Galerie Max Hetzler presents a solo exhibition with new works by Louise Bonnet at Bleibtreustraße 45. This is the artist’s first solo exhibition both at the gallery and in Germany.
Known for her paintings of exaggerated proportions and grotesque features Bonnet continually explores emotions of melancholy, loneliness, nostalgia or grief in her works. Her strong sense of corporeality and precise observation of the tension and movements of body parts result in bending extremities, bloated noses, swollen hands and feet. These portraits recall cartoon-like or surrealistic imagery but create a much more subtle and mild tone, often situated in everyday environments and domestic interiors.
Bonnet’s protagonists appear involuntarily stretched. Their bodies seem to reflect a disturbing discomfort, an uneasy state of mind that makes their limbs writhe. Most figures are missing eyes, instead hair covers their complete head with an excessively accurate hairstyle. The artist noted, she prefers the one-way sight onto a work, avoiding the distracting feeling of a painting that is looking back at the viewer.
Bonnet’s recent paintings, presented at Galerie Max Hetzler, are characterised by a rather reduced composition. Mainly nude figures occupy almost the entire surface of the canvas. The artist renounces playful details found in earlier works and instead focusses even more on body and skin folds. The backgrounds remain obscurely coated, conveying an oppressive atmosphere and intensifying the spotlight set on the figures.
Inspirations for her works derive from such multiple sources as Hitchcock film scenes, Cindy Sherman portraits or Lucas Cranach paintings.

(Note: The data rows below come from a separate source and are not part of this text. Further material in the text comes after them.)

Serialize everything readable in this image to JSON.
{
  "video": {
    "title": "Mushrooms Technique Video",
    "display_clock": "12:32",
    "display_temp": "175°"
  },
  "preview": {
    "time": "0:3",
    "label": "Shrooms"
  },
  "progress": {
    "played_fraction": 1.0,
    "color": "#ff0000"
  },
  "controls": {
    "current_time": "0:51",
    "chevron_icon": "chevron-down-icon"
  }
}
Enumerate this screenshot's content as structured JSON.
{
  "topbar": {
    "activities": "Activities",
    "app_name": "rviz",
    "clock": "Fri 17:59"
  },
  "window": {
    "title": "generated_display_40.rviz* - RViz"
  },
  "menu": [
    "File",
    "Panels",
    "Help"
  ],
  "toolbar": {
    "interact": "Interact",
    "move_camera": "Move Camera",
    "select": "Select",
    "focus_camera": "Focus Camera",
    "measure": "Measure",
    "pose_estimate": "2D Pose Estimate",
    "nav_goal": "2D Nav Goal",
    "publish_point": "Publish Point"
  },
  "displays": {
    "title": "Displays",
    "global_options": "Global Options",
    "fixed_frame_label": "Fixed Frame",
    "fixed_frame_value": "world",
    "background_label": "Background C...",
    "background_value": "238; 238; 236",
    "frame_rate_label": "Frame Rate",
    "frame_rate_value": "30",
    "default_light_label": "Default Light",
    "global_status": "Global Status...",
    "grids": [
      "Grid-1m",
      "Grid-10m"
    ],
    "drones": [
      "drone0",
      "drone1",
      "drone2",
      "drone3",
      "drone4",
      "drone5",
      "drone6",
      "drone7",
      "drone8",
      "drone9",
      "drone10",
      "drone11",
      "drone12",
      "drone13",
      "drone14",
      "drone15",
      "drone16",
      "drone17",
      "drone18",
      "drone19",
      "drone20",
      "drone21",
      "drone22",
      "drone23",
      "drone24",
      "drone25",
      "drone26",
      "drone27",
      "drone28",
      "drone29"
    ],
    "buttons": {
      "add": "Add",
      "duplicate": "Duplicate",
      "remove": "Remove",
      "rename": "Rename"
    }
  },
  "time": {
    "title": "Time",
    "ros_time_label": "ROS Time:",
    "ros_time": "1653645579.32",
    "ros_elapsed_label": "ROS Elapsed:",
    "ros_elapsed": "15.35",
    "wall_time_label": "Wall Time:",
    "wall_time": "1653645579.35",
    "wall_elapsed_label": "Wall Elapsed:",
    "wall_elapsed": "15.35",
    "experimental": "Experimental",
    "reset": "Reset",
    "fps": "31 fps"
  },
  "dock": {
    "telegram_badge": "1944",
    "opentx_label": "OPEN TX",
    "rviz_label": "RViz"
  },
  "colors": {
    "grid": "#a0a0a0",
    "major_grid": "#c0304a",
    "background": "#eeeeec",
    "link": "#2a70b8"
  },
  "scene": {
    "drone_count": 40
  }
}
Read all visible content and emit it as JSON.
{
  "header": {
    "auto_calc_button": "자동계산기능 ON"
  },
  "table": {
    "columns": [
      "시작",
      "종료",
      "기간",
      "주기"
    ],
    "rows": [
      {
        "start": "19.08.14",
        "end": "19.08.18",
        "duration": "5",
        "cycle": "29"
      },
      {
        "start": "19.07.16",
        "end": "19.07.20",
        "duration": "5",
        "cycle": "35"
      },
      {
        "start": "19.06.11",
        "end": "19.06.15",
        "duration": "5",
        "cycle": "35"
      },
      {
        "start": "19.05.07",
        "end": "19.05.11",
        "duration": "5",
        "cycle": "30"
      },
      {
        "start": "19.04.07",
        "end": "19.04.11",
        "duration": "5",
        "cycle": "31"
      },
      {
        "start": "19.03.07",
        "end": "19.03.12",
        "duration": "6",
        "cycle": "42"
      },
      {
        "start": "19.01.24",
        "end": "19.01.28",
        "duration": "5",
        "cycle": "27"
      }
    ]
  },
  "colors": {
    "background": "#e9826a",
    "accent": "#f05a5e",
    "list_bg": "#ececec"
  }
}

Usually, these references appear as distorted as the depicted bodies themselves.
Alongside her paintings a selection of drawings allow a further insight into Bonnet’s practice. Often paintings and drawings share the same motifs of postures and gestures. However, due to a less dense and extensive colour application her works on paper appear lighter, adding another perspective to the present subjects.
“The breasts aren’t really breasts anymore, but rather what nipples do to a sweater – which is a lot more interesting. I mean, what is anything except its consequence over something else?” (Louise Bonnet, 2018)